Q: What were some of the projects that you were involved in, here in Singapore? Can you walk us through your creative process, from the moment a client contacts you, to the actual show?
Shaiful: I have done mostly indoor projects. The biggest project I did was for a private Indonesian wedding held at Clifford Pier. I have also worked on the ‘X-Men: Days Of Future Past’ Singapore premiere, several big corporate events and Garena Karnival 2015 (an online gaming tournament).
Usually the client will brief me on the project, and their expectations and goals. We will then discuss on a suitable venue for the project. Once we have agreed on this, we will then head out for a site inspection. From there, we will gather all the blueprints, measurements and pictures of the venue. We will brainstorm and create a concept/theme for our clients. Once finalised, it all comes down to the production, technical, content development and scheduled meetings as the dates come nearer, to update on the workflow.
A few days before the event day, we will have a final meeting to ensure everything is in place. I often need to plan ahead and it is necessary that we always have a backup plan for unforeseen circumstances.
Q.: What are some of the challenges, if any, being in this industry?
Shaiful: Challenges often come in the form of miscommunication, time zone differences and a developed sleep disorder.
Technology also changes quickly over the years. Hence, I have to always keep up with these changes so that I can remain relevant and don’t get left behind in the industry.
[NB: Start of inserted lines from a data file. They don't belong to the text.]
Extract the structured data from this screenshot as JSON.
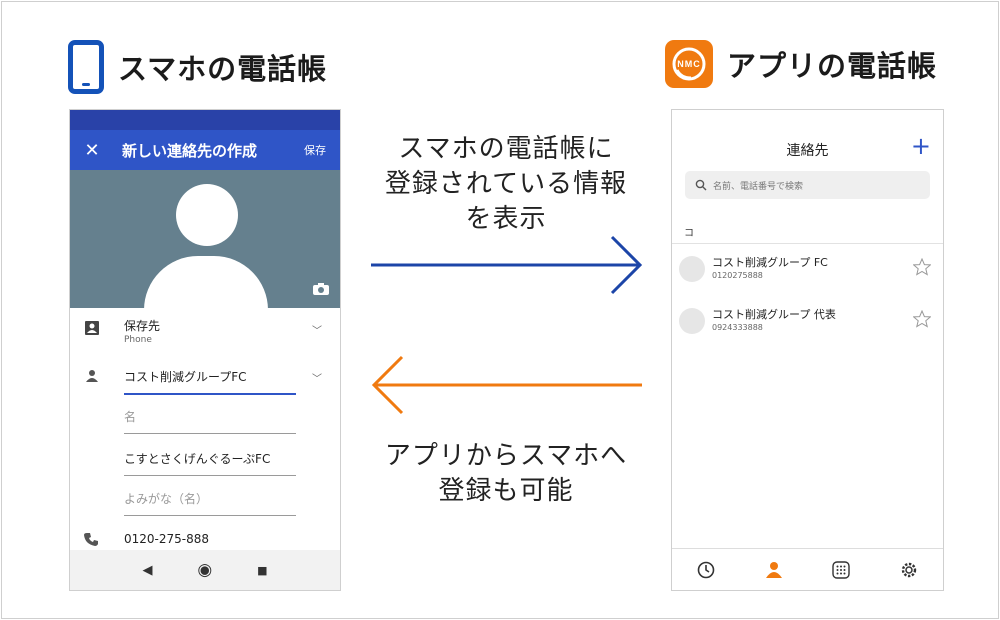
{
  "left_heading": {
    "title": "スマホの電話帳"
  },
  "right_heading": {
    "title": "アプリの電話帳",
    "logo_text": "NMC"
  },
  "phone_form": {
    "close_label": "✕",
    "title": "新しい連絡先の作成",
    "save_label": "保存",
    "storage_label": "保存先",
    "storage_value": "Phone",
    "name_value": "コスト削減グループFC",
    "given_name_placeholder": "名",
    "phonetic_family_value": "こすとさくげんぐるーぷFC",
    "phonetic_given_placeholder": "よみがな（名）",
    "phone_value": "0120-275-888",
    "nav_back": "◀",
    "nav_home": "◉",
    "nav_recent": "■"
  },
  "center": {
    "top_lines": [
      "スマホの電話帳に",
      "登録されている情報",
      "を表示"
    ],
    "bottom_lines": [
      "アプリからスマホへ",
      "登録も可能"
    ],
    "colors": {
      "blue_arrow": "#1c45a8",
      "orange_arrow": "#f07a10"
    }
  },
  "app_contacts": {
    "title": "連絡先",
    "add_label": "+",
    "search_placeholder": "名前、電話番号で検索",
    "section_label": "コ",
    "contacts": [
      {
        "name": "コスト削減グループ FC",
        "number": "0120275888"
      },
      {
        "name": "コスト削減グループ 代表",
        "number": "0924333888"
      }
    ],
    "tabs": [
      "history-icon",
      "contacts-icon",
      "keypad-icon",
      "settings-icon"
    ],
    "active_tab": "contacts-icon",
    "accent": "#f07a10"
  }
}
One also needs to be physically and mentally fit as the job entails working long hours as well as dealing with the pressure of technical problems on site.
Lastly, updating your skills set can be tough as it is expensive.
Q: What has been your satisfying moment throughout your career in this industry?
Shaiful: When I see the works on the big screen, when the audience are amazed by the works and I see the appreciation in their eyes. Also, when the client conveys his or her gratitude for all the hard planning and work.
Q: Do you think the Malay/Muslim community in Singapore are well exposed to this technology and industry? Are there many Malay/Muslims who are in this field and with these skills?
Shaiful: Based on my observation, there are currently a few Malay/Muslim individuals in the industry. Having more Malay/Muslims thriving in this industry may bring about better competition and greater exposure to the Malay/Muslim community.
Q: What is your advice for the younger generation in our community, who wants to pursue this career?
Shaiful: The journey will be tough, hence they will need to be prepared to expect the unexpected. Learn as much as you can, while seeking a place in the industry, and persevere.
Most importantly, I live by these words: Be passionate, be determined, stay focused and always be humble.
Nabilah Mohammad is a Research Analyst at the Centre for Research on Islamic and Malay Affairs (RIMA). She holds a Bachelor of Science in Psychology and a Specialist Diploma in Statistics and Data Mining.
Photo Credit: Karyawan/Mr Shaiful Bahree